EXERCISE DATA Start Marker

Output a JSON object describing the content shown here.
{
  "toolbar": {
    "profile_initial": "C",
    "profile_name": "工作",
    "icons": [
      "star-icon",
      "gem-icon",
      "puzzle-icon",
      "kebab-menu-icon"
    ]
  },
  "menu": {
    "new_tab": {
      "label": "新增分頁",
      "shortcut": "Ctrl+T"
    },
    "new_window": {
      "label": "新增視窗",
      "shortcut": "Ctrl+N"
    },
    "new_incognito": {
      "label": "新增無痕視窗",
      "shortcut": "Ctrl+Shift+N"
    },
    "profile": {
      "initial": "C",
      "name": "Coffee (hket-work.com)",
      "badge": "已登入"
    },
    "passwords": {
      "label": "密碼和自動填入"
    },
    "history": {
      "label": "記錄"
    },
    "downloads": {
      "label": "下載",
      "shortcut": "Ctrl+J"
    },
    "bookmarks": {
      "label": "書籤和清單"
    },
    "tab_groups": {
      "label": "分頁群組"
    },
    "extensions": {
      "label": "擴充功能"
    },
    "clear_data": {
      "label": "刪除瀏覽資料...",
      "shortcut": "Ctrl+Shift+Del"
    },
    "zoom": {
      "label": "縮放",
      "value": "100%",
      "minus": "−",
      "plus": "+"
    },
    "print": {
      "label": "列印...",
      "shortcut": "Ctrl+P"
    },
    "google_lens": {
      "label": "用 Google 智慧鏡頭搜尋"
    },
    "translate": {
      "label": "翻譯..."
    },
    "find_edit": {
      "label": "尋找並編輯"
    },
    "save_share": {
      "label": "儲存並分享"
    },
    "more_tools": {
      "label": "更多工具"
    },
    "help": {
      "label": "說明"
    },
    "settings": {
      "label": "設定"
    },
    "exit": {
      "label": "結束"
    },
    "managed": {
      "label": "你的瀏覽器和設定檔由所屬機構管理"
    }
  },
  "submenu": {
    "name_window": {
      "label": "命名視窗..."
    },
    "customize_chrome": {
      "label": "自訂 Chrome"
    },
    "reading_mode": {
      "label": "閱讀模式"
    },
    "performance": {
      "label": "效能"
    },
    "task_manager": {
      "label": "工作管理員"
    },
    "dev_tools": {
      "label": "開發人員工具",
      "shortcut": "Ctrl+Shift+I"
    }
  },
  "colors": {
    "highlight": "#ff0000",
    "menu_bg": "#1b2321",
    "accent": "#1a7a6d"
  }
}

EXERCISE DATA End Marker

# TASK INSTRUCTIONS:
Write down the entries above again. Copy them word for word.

# WRITTEN RESPONSE:
Output a JSON object describing the content shown here.
{
  "toolbar": {
    "profile_initial": "C",
    "profile_name": "工作",
    "icons": [
      "star-icon",
      "gem-icon",
      "puzzle-icon",
      "kebab-menu-icon"
    ]
  },
  "menu": {
    "new_tab": {
      "label": "新增分頁",
      "shortcut": "Ctrl+T"
    },
    "new_window": {
      "label": "新增視窗",
      "shortcut": "Ctrl+N"
    },
    "new_incognito": {
      "label": "新增無痕視窗",
      "shortcut": "Ctrl+Shift+N"
    },
    "profile": {
      "initial": "C",
      "name": "Coffee (hket-work.com)",
      "badge": "已登入"
    },
    "passwords": {
      "label": "密碼和自動填入"
    },
    "history": {
      "label": "記錄"
    },
    "downloads": {
      "label": "下載",
      "shortcut": "Ctrl+J"
    },
    "bookmarks": {
      "label": "書籤和清單"
    },
    "tab_groups": {
      "label": "分頁群組"
    },
    "extensions": {
      "label": "擴充功能"
    },
    "clear_data": {
      "label": "刪除瀏覽資料...",
      "shortcut": "Ctrl+Shift+Del"
    },
    "zoom": {
      "label": "縮放",
      "value": "100%",
      "minus": "−",
      "plus": "+"
    },
    "print": {
      "label": "列印...",
      "shortcut": "Ctrl+P"
    },
    "google_lens": {
      "label": "用 Google 智慧鏡頭搜尋"
    },
    "translate": {
      "label": "翻譯..."
    },
    "find_edit": {
      "label": "尋找並編輯"
    },
    "save_share": {
      "label": "儲存並分享"
    },
    "more_tools": {
      "label": "更多工具"
    },
    "help": {
      "label": "說明"
    },
    "settings": {
      "label": "設定"
    },
    "exit": {
      "label": "結束"
    },
    "managed": {
      "label": "你的瀏覽器和設定檔由所屬機構管理"
    }
  },
  "submenu": {
    "name_window": {
      "label": "命名視窗..."
    },
    "customize_chrome": {
      "label": "自訂 Chrome"
    },
    "reading_mode": {
      "label": "閱讀模式"
    },
    "performance": {
      "label": "效能"
    },
    "task_manager": {
      "label": "工作管理員"
    },
    "dev_tools": {
      "label": "開發人員工具",
      "shortcut": "Ctrl+Shift+I"
    }
  },
  "colors": {
    "highlight": "#ff0000",
    "menu_bg": "#1b2321",
    "accent": "#1a7a6d"
  }
}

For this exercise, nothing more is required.